I wanted to be able to speak well of this film, but at the same time, it did not make that easy for me. It's certainly an ambitious film, but it also trips itself up at many points.
The sharp, stylized camera work runs anywhere from really helping to capture the feel of a scene, to moments where it feels excessive and almost comedic. Likewise, the story seems unable to decide if it wants to play more to the psychological horror and mindgames inflicted on Penny, or whether it wants to up the body count. The latter hurts in that it adds several extra strands of story purely for the sake of giving us more kills...I mean, I'm not one to say 'no' to a bit of extra brutality in a horror film...but at the same time, I'd like it to actually fit the film, instead of bussing in a bunch of extra characters that serve no purpose than to just get slaughtered.
Likewise, the final act feels rushed, and somewhat vague. Perhaps this was deliberately so (I've heard some speculate on the film's finale being similar to the ending of High Tension, but unless I see a statement from the director on this, I'm gonna take that idea with a HUGE grain of salt), but if it is, it still feels like it could have been done better.
I wouldn't say it's a bad film per se, but it's definitely one that has room for improvement. Actually, that could be an interesting reason to watch it - figuring out what you think could have been done differently to help a story with a fair amount of potential prove worthwhile.

In his later years, Patrick Troughton would look back on this as the third worst
Dr. Who convention story of his life... his dying day, he wouldn't disclose the details of days #1 and 2.

10/6 The Omen, the randomizer apparently decided the 'classics' theme for this week was 'Everyone Look What Satan Slept With This Time.'
That said, this is another one of those films I wind up appreciating more each time I watch it...and, loath as I am to admit it, I kind of have to thank the infamous remake for helping highlight parts of WHY I find this film holds up as well as it does.
The story...OK, do I need to recap the story for people? Satan knocks up a jackal, thanks to some cultist switcheroo, their offspring is snuck into the loving parentage of an American ambassador and his wife.

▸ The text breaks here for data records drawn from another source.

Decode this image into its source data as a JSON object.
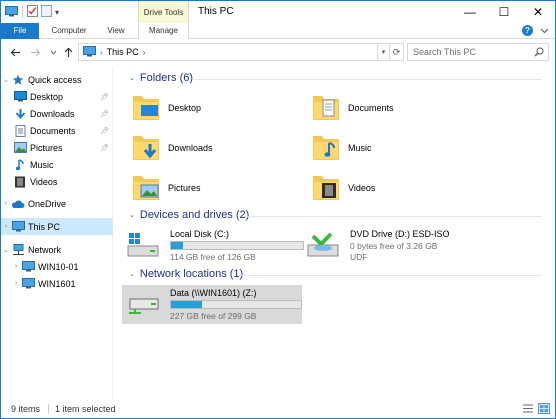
{
  "window": {
    "title": "This PC",
    "context_tab": "Drive Tools",
    "controls": {
      "minimize": "—",
      "maximize": "☐",
      "close": "✕"
    }
  },
  "ribbon": {
    "tabs": [
      "File",
      "Computer",
      "View",
      "Manage"
    ]
  },
  "address": {
    "path": [
      "This PC"
    ],
    "search_placeholder": "Search This PC"
  },
  "nav": {
    "quick_access": "Quick access",
    "quick_items": [
      "Desktop",
      "Downloads",
      "Documents",
      "Pictures",
      "Music",
      "Videos"
    ],
    "pinned": [
      true,
      true,
      true,
      true,
      false,
      false
    ],
    "onedrive": "OneDrive",
    "this_pc": "This PC",
    "network": "Network",
    "network_items": [
      "WIN10-01",
      "WIN1601"
    ]
  },
  "groups": {
    "folders": "Folders (6)",
    "devices": "Devices and drives (2)",
    "network": "Network locations (1)"
  },
  "folders": [
    "Desktop",
    "Documents",
    "Downloads",
    "Music",
    "Pictures",
    "Videos"
  ],
  "drives": [
    {
      "name": "Local Disk (C:)",
      "free": "114 GB free of 126 GB",
      "used_fraction": 0.09
    },
    {
      "name": "DVD Drive (D:) ESD-ISO",
      "free": "0 bytes free of 3.26 GB",
      "fs": "UDF"
    }
  ],
  "network_locations": [
    {
      "name": "Data (\\\\WIN1601) (Z:)",
      "free": "227 GB free of 299 GB",
      "used_fraction": 0.24
    }
  ],
  "status": {
    "items": "9 items",
    "selected": "1 item selected"
  },
  "colors": {
    "accent": "#1979ca",
    "selection": "#cce8ff",
    "bar_fill": "#26a0da",
    "group_header": "#1e3287",
    "context_tab": "#f6f9d3"
  }
}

Five years of loving upbringing quickly go (almost literally) to Hell, as Satan's little progeny begins to come into his own and those who try to warn the boy's father (played by Gregory Peck, once again proving he can take almost any role and make it a well fleshed out one) wind up dying in various, sundry, and disturbingly creative deaths.
Speaking of those deaths, the cast of victims is certainly worth their own accolades as well, Lee Remick, David Warner, Patrick Troughton (that's right, this movie kills The Second Doctor) and Billie Whitelaw...OK, she's not so much a victim of the Devil's love of Rube Goldberg, but damned if her turn as the sinister Mrs. Baylock isn't the stuff that distrust for nannies is made of.
Anyway, while Satan's perhaps overwhelming fondness for the game Mousetrap is certainly a memorable element of the film, it's far from the only one. Outside of the memorably gory demises, the film is still a fairly well composed mystery story. Especially when you consider the fact that, if you look at it from the perspective within the film itself, the events really DO seem like they could just be flukes. It's largely thanks to the Oscar-winning score by Jerry Goldsmith (including the nominated song 'Ave Satani') that we can realize the evil that's actually going on.
Though the film has spawned many imitators and sequels of varied quality, it's still held up well in its own right. When watching this one, just forget everything that came after it, and enjoy what, in its own right, is still a great supernatural mystery at its core, armed with a capable script, a great cast, and a phenomenal score.
That's right's all for you!

Be sure to come back next Friday when we'll hopefully have the next installment up on time!